Hannah

I am love with it already as I really enjoy reading up on Anne Frank and the Holocaust.

e
edgardo q.
Strong Conviction

This book showed the strong desire and conviction that Eva Kor was determined to tell the public about the Holocaust. I was moved by her story of forgiveness to those responsible for the atrocities. Thank you Alex for being not only a tennis competitor but a genuine FRIEND !

C
Charlie C.

A moving, loving, historical, thoughtful, mindful telling of remarkable lives made so in their each way through their responses and reactions to the terrors of living (and surviving) during the most terrifying years of the past century…and the wisdom and diligence forth even today to better our world.

M
M.P.
The Importance of Remembering History & Learning to Forgive

As anti-semitism spreads across college campuses and abroad, I think this book comes as a timely reminder & humbling account of history.

In Alex Kor’s “A Blessing, Not a Burden,” he recounts his parents’ journey through the Holocaust, followed by their liberation, then emigration to the US in order to forge their own trail. To put it briefly, Eva & Mickey Kor had to endure some of the worst experiences known to humanity, including their time in the ghettos & concentration camps. Upon gaining their freedom, they still had to deal with an ongoing battle of discrimination while in the US. While Eva (& Mickey) fought the good fight in keeping these memories alive, perhaps more importantly, Eva ultimately found the courage to forgive those individuals who had wronged her.
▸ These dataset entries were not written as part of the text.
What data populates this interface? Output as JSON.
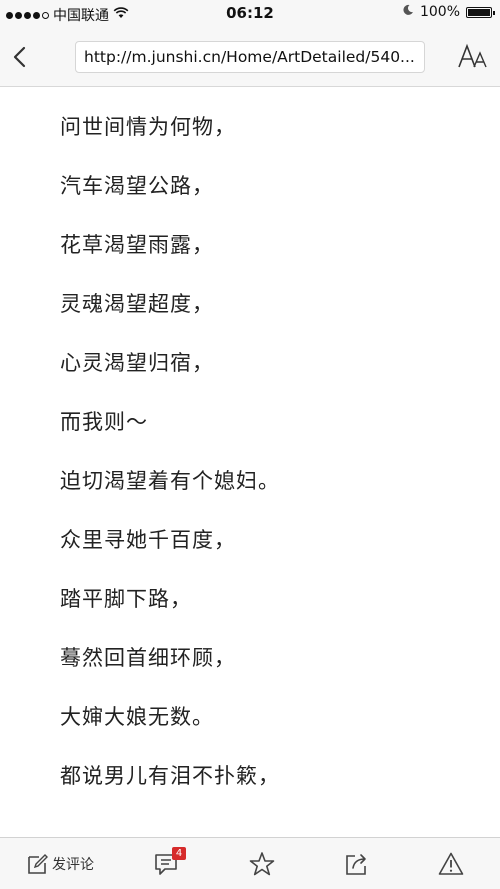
{
  "status_bar": {
    "carrier": "中国联通",
    "time": "06:12",
    "battery": "100%",
    "battery_level": 1.0
  },
  "nav": {
    "url": "http://m.junshi.cn/Home/ArtDetailed/540..."
  },
  "article": {
    "lines": [
      "问世间情为何物，",
      "汽车渴望公路，",
      "花草渴望雨露，",
      "灵魂渴望超度，",
      "心灵渴望归宿，",
      "而我则～",
      "迫切渴望着有个媳妇。",
      "众里寻她千百度，",
      "踏平脚下路，",
      "蓦然回首细环顾，",
      "大婶大娘无数。",
      "都说男儿有泪不扑簌，"
    ]
  },
  "toolbar": {
    "comment_label": "发评论",
    "comment_count": "4"
  },
  "icons": {
    "back": "chevron-left-icon",
    "font": "font-size-icon",
    "comment": "edit-icon",
    "comments": "message-icon",
    "favorite": "star-icon",
    "share": "share-icon",
    "report": "warning-icon"
  }
}
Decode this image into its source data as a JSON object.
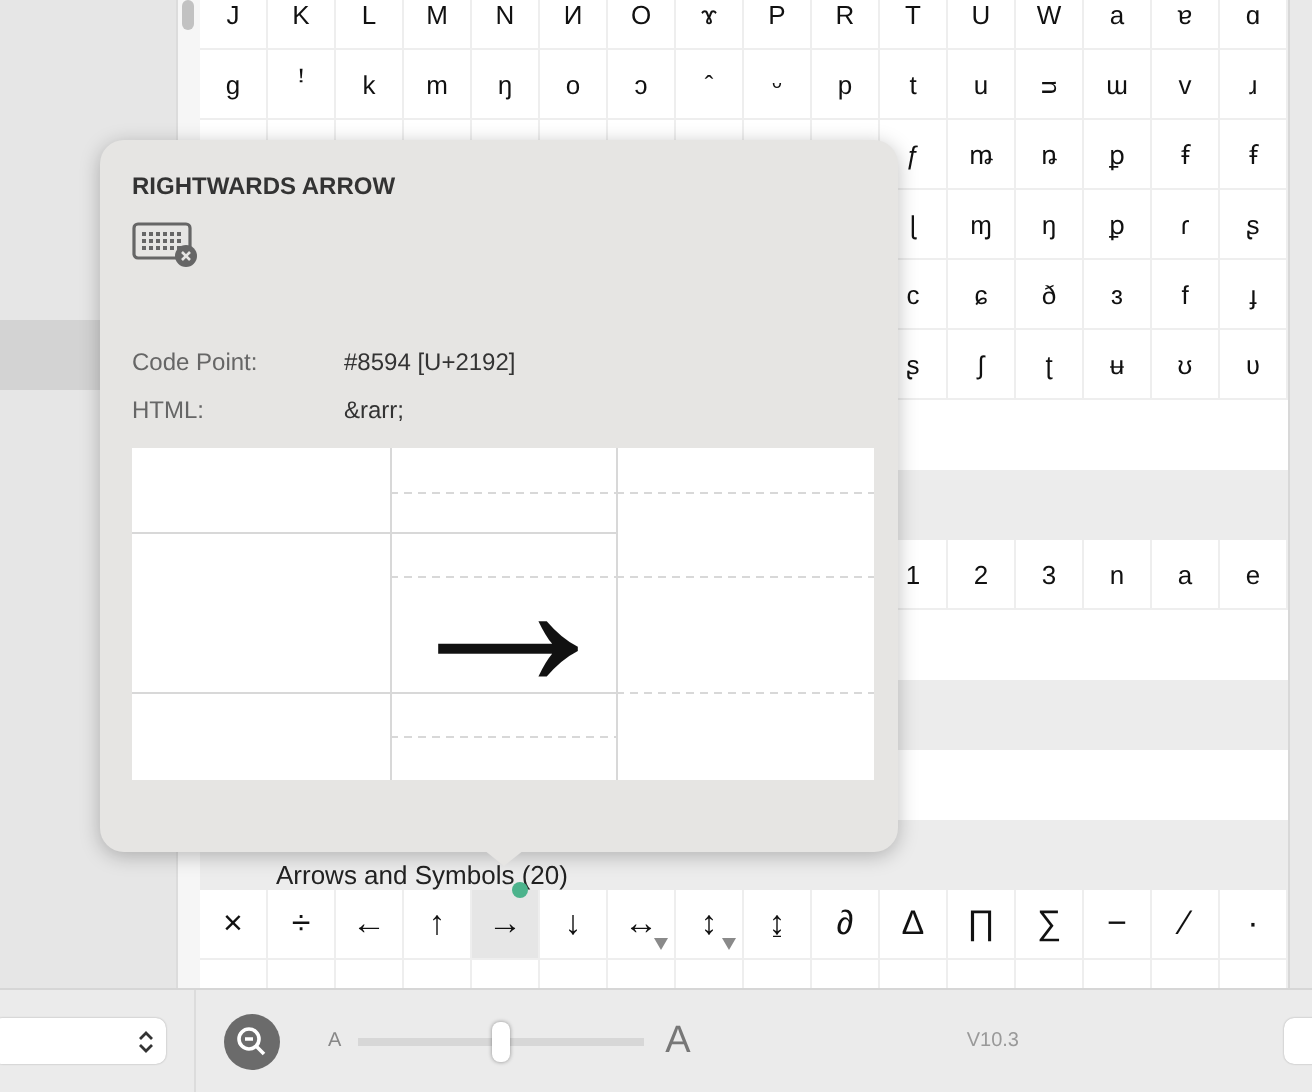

In light of current events, I think we can all find a source of inspiration through each of these individuals’ legacies. #NeverForget